PSYC 218: Adolescent Psychology
Prerequisites: PSYC 121
Credit Hours: (3)
Emotional, social, physical, personality and cognitive aspects of human development in adolescence.
Note(s): Students cannot receive credit for both PSYC 318 and PSYC 218.
Detailed Description of Course Content
1. Theories and Methodology
2. Biology and Adolescence
3. Cognitive Development in Adolescence
4. Adolescence and the Family
5. Adolescent Sexuality
6. Identity, Love, and Work
7. Moral Development
8. Adolescent Health Issues
9. Atypical Development in Adolescence
10. Adolescence in Cross-Cultural Perspective
Detailed Description of Conduct of Course
A lecture format supplemented by textbook assignments, discussions, films/video tapes, student presentations (oral and/or written) is utilized to engender knowledge of adolescent development and behavior. Service learning is optional.
Goals and Objectives of the Course
Students will be able:
1. To develop understanding of issues and concerns influencing child and adolescent development and behavior.
2. To develop knowledge of physical changes and their impact on the child and adolescent.
3. To develop knowledge relating to early and late maturation.
4. To develop understanding of the significance of the development of identity during adolescence.
5. To develop knowledge of gender identity and sex role identity.
6. To develop knowledge of family's role in development of identity.
7. To develop understanding of cognitive abilities of child and adolescence.
8. To develop understanding of relationship of cognitive development and moral development.
9. To develop knowledge and understanding of the nature of peer group influence during adolescence.
10. To develop understanding of influence during child and adolescence on drug/alcohol use, school drop-out, delinquency, suicide, and depression.
11. To develop knowledge and understanding of sexual development and sexuality during adolescence.
12. To develop knowledge and understanding regarding vocational goals and vocational choices and their influence on identity and adjustment.
13. To develop knowledge of common psychological and psychophysiological problems seen in adolescence, and their treatment approaches.

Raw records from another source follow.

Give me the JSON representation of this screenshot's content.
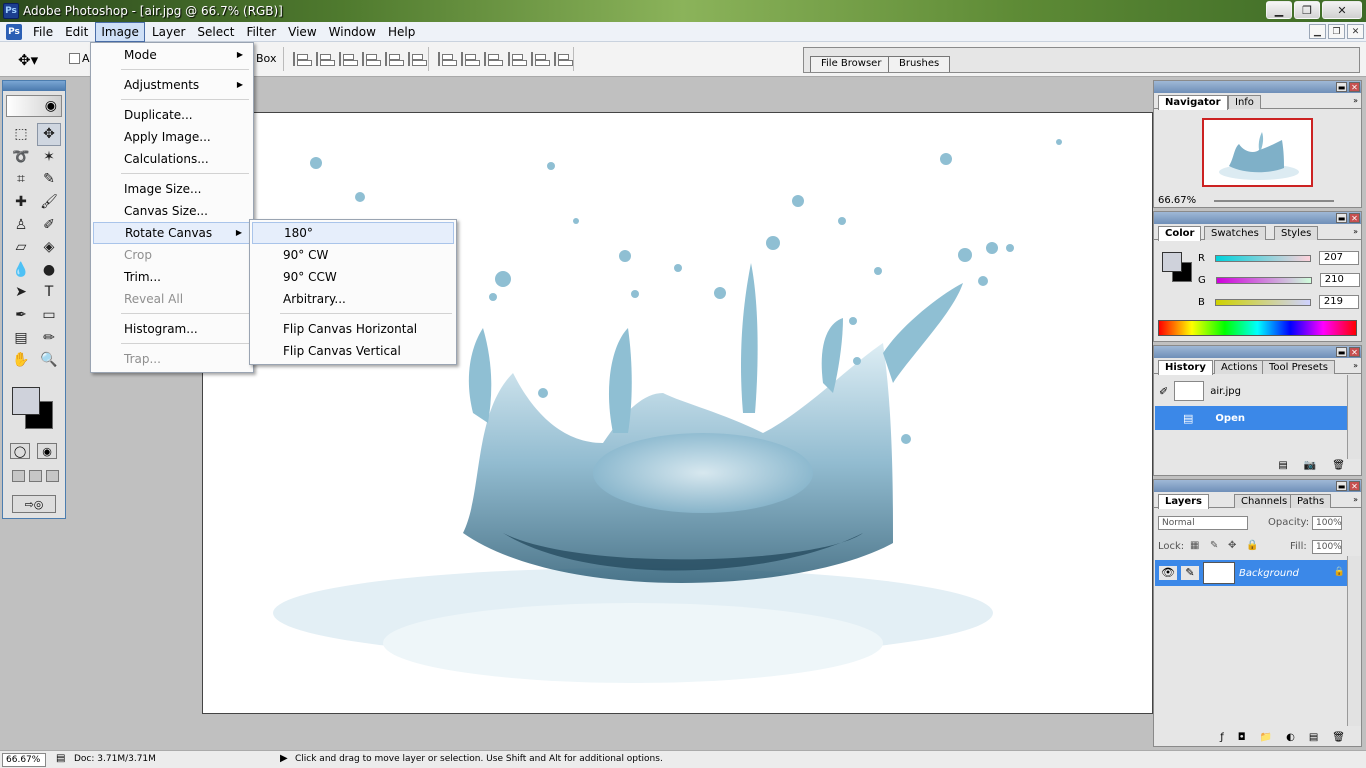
{
  "window": {
    "title": "Adobe Photoshop - [air.jpg @ 66.7% (RGB)]",
    "min_glyph": "▁",
    "max_glyph": "❐",
    "close_glyph": "✕"
  },
  "menubar": {
    "items": [
      "File",
      "Edit",
      "Image",
      "Layer",
      "Select",
      "Filter",
      "View",
      "Window",
      "Help"
    ],
    "active": "Image"
  },
  "options": {
    "auto_label": "Au",
    "box_label": "Box"
  },
  "palette_well": {
    "tabs": [
      "File Browser",
      "Brushes"
    ]
  },
  "image_menu": {
    "items": [
      {
        "label": "Mode",
        "submenu": true,
        "disabled": false
      },
      {
        "label": "Adjustments",
        "submenu": true,
        "disabled": false
      },
      {
        "label": "Duplicate...",
        "submenu": false,
        "disabled": false
      },
      {
        "label": "Apply Image...",
        "submenu": false,
        "disabled": false
      },
      {
        "label": "Calculations...",
        "submenu": false,
        "disabled": false
      },
      {
        "label": "Image Size...",
        "submenu": false,
        "disabled": false
      },
      {
        "label": "Canvas Size...",
        "submenu": false,
        "disabled": false
      },
      {
        "label": "Rotate Canvas",
        "submenu": true,
        "disabled": false,
        "highlighted": true
      },
      {
        "label": "Crop",
        "submenu": false,
        "disabled": true
      },
      {
        "label": "Trim...",
        "submenu": false,
        "disabled": false
      },
      {
        "label": "Reveal All",
        "submenu": false,
        "disabled": true
      },
      {
        "label": "Histogram...",
        "submenu": false,
        "disabled": false
      },
      {
        "label": "Trap...",
        "submenu": false,
        "disabled": true
      }
    ]
  },
  "rotate_menu": {
    "items": [
      "180°",
      "90° CW",
      "90° CCW",
      "Arbitrary...",
      "Flip Canvas Horizontal",
      "Flip Canvas Vertical"
    ],
    "highlighted": "180°"
  },
  "navigator": {
    "tabs": [
      "Navigator",
      "Info"
    ],
    "zoom": "66.67%"
  },
  "color": {
    "tabs": [
      "Color",
      "Swatches",
      "Styles"
    ],
    "r_label": "R",
    "g_label": "G",
    "b_label": "B",
    "r": "207",
    "g": "210",
    "b": "219",
    "foreground": "#cfd2db",
    "background": "#000000"
  },
  "history": {
    "tabs": [
      "History",
      "Actions",
      "Tool Presets"
    ],
    "snapshot": "air.jpg",
    "states": [
      "Open"
    ]
  },
  "layers": {
    "tabs": [
      "Layers",
      "Channels",
      "Paths"
    ],
    "blend_mode": "Normal",
    "opacity_label": "Opacity:",
    "opacity": "100%",
    "lock_label": "Lock:",
    "fill_label": "Fill:",
    "fill": "100%",
    "layer_name": "Background"
  },
  "status": {
    "zoom": "66.67%",
    "doc": "Doc: 3.71M/3.71M",
    "hint": "Click and drag to move layer or selection. Use Shift and Alt for additional options."
  },
  "colors": {
    "highlight": "#3b88e8",
    "water": "#6fa3bd"
  }
}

Graded assignments may include in-class tests, a final examination, pop quizzes, the assignment and presentation of exercises and projects, and class preparation and participation.
Other Course Information
It is suggested (but not required) that students take child psychology prior to this course.
Review and Approval
September 2001 Updated and put in new format Alastair V. E. Harris